I’ve been thinking that some exploration of the public works of the New Deal might be useful. And right away, I stumbled upon a program I’d never heard of. Under the auspices of the Treasury Department, TRAP placed murals in post offices around the country.
Mexican muralist (& “class warrior”) Diego Rivera was an important inspiration for the project. This is one of his works from Mexico City.
He was commissioned to do a mural at Rockefeller Center, but that didn’t work out so well. JD’s spawn objected to VI Lenin appearing in the work, and ordered it destroyed. A smaller version was recreated in Mexico.
Cross-posted at Daily Kos
Here it is: Man at the Crossroads
Rivera’s got works in the US, such as at a museum in Detroit and a couple of colleges in San Francisco. But easy as it would be to fill a diary with Rivera’s work, my purpose is to look at postal murals in the US.

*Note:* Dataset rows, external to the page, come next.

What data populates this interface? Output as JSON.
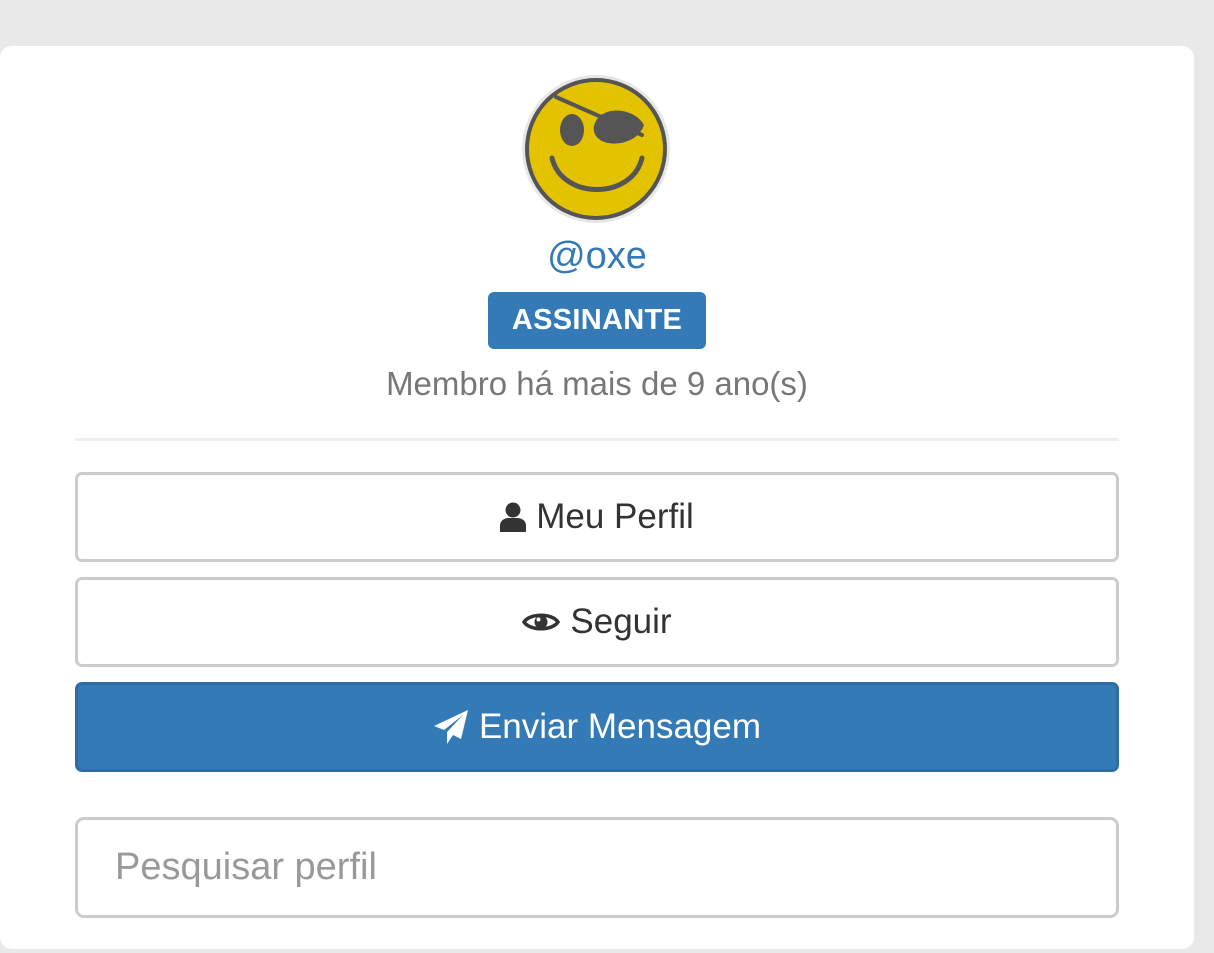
{
  "profile": {
    "username": "@oxe",
    "badge": "ASSINANTE",
    "member_since": "Membro há mais de 9 ano(s)",
    "avatar_icon": "pirate-smiley-avatar"
  },
  "actions": {
    "profile_label": "Meu Perfil",
    "profile_icon": "user-icon",
    "follow_label": "Seguir",
    "follow_icon": "eye-icon",
    "message_label": "Enviar Mensagem",
    "message_icon": "paper-plane-icon"
  },
  "search": {
    "placeholder": "Pesquisar perfil",
    "value": ""
  },
  "colors": {
    "primary": "#337ab7",
    "avatar_yellow": "#e3c300",
    "text_muted": "#777777"
  }
}
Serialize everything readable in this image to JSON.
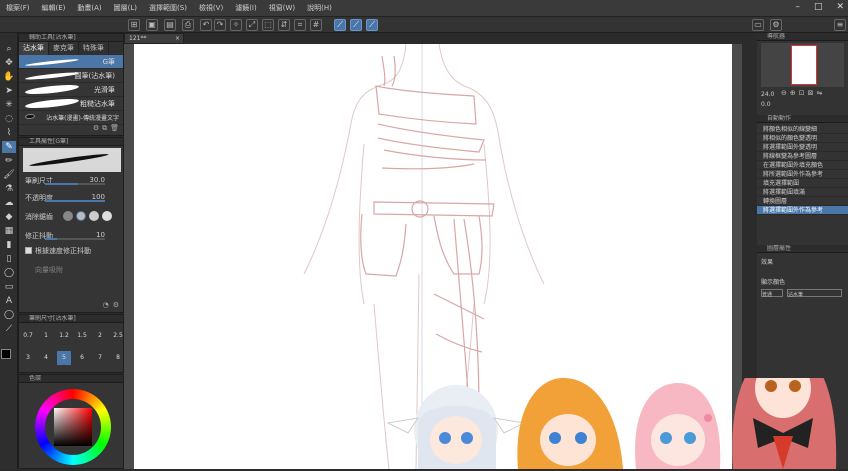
{
  "menu": [
    "檔案(F)",
    "編輯(E)",
    "動畫(A)",
    "圖層(L)",
    "選擇範圍(S)",
    "檢視(V)",
    "濾鏡(I)",
    "視窗(W)",
    "說明(H)"
  ],
  "window_buttons": [
    "–",
    "□",
    "✕"
  ],
  "document_tab": "121**",
  "subtool_panel": {
    "header": "輔助工具[沾水筆]",
    "tabs": [
      "沾水筆",
      "麥克筆",
      "特殊筆"
    ],
    "brushes": [
      {
        "label": "G筆",
        "selected": true
      },
      {
        "label": "圓筆(沾水筆)",
        "selected": false
      },
      {
        "label": "光滑筆",
        "selected": false
      },
      {
        "label": "粗糙沾水筆",
        "selected": false
      },
      {
        "label": "沾水筆(漫畫)-傳統漫畫文字",
        "selected": false
      }
    ]
  },
  "tool_property": {
    "header": "工具屬性[G筆]",
    "brush_size_label": "筆刷尺寸",
    "brush_size_value": "30.0",
    "brush_size_fill": 0.55,
    "opacity_label": "不透明度",
    "opacity_value": "100",
    "opacity_fill": 1.0,
    "antialias_label": "消除鋸齒",
    "stabilize_label": "修正抖動",
    "stabilize_value": "10",
    "stabilize_fill": 0.2,
    "vector_label": "根據速度修正抖動",
    "vector_magnet_label": "向量吸附"
  },
  "brush_size_panel": {
    "header": "筆刷尺寸[沾水筆]",
    "cells": [
      "0.7",
      "1",
      "1.2",
      "1.5",
      "2",
      "2.5",
      "3",
      "4",
      "5",
      "6",
      "7",
      "8"
    ]
  },
  "color_panel": {
    "header": "色環"
  },
  "navigator": {
    "header": "導航器",
    "zoom": "24.0",
    "angle": "0.0"
  },
  "auto_actions": {
    "header": "自動動作",
    "items": [
      "將顏色相似的線變細",
      "將相似的顏色變透明",
      "將選擇範圍外變透明",
      "將線框變為參考圖層",
      "在選擇範圍外填充顏色",
      "將所選範圍外作為參考",
      "填充選擇範圍",
      "將選擇範圍填滿",
      "轉換圖層",
      "將選擇範圍外作為參考"
    ],
    "selected_index": 9
  },
  "layer_property": {
    "header": "圖層屬性",
    "effect_label": "效果",
    "expression_label": "顯示顏色",
    "labels": [
      "普通",
      "沾水筆"
    ]
  },
  "characters": [
    "white-haired-chibi",
    "orange-haired-chibi",
    "pink-haired-chibi",
    "fox-eared-avatar"
  ]
}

The New Deal employed a lot of creative people. I first got onto it as a photographer appreciating the words of Russell Lee, John Collier, Dorothea Lange, Walker Evans, and their colleagues with the Farm Security Administration, charged with documenting problems and needs around the country to build support for New Deal programs. Lewis Hine, better known for pictures exposing child labor conditions and immigrant portraits at Ellis Island did a stint documenting CCC work camps. There were writers, too. And agencies like the National Park Service greatly benefited from WPA projects like some of the great lodges – which first hit my radar on a visit to Timberline Lodge on Mount Hood, Oregon with its amazing carved stair posts. Which is to say there’s more material than just one diary, and I hope to get to some others. This time, it’s just the TRAP murals in post offices. This from Michigan:
In addition to Rivera, there’s plenty of artistic influences to be found in these murals. Not surprising when hundreds of artists created them. Easy enough to find affinities to Edward Hopper, Norman Rockwell, Soviet realism, Frederic Remington’s western landscapes, and even the Sistine Chapel.
This one from Georgia even lets some hints of abstract modernism slip in. This is a detail from a larger work:
I decided I wanted to post about this stuff because of all the talk about “bridges to nowhere” in the upcoming stimulus packages. But a decent life has not just bread, but roses, too. And our time’s legacy will be in our cultural production. Though it can get tricky – sometimes Rudy “noun-verb-911” Giuliani and his ilk will intervene. Not everyone likes all the art that’s made. Though that kind of thing doesn’t come up all that often.
There’s portraits of a variety of notable Americans. This being Will Rogers from Oklahoma (the guy who doesn’t belong to an organized political party because he’s a Democrat):
There’s landscapes – this of Joshua trees from the California desert:
And this pastoral from Indiana:
One of the main recurring themes is hardworking Americans from many walks of life. This one, from Michigan, harks back to a more romantic time of taming the wilderness, because power tools for Paul Bunyan wannabes were available in the 1930s:
The territories are not forgotten, such as in this agricultural production from the Virgin Islands:
Coal mining from West Virginia:
Maple syrup being tapped in New Hampshire:
We aren’t gonna see the intense class themes like from Rivera, but this was the age of the Flint sitdown strike and the growth of the CIO, and so on. So, it’s no accident who’s picking and who’s weighing in this one from Alabama:
Several murals in Tennessee feature TVA/REA kinds of themes, as in using taxpayer money to build up the nation’s infrastructure:
This from Indiana, kind of a visual summation of civic and social life of a generic town:
This one from Rhode Island is a bit of a mystery to me. I’m thinking maybe it depicts a hurricane?
I’m thinking we don’t see so much snow in Missouri anymore that there’d be much use for this sort of sleigh:
There’s a lot of historical themes – this must have been quite the brawl in its day. I imagine it could be a fun movie scene:
And some have regional or general historic themes with more imagination and narrative built in. This one’s from Massachusetts, really a rather dark, ominous depiction for its day:
This your more general romantic view of progress on the frontier (which was pretty much a coupla generations gone by the 1930s) is from a post office in Wyoming:
In addition to murals, the TRAP program turned out various carvings, reliefs and some exterior sculptures, too. These are from Indiana, Illinois and West Virginia:
Unleashing some creativity is a good thing, all by itself. It’s part of the many things we need to heal our country, and our planet. So one hopes the anti-“pork” McCain naysayers who would think of the arts as waste will not rule the day. We need ponies, too!!! (These from California…)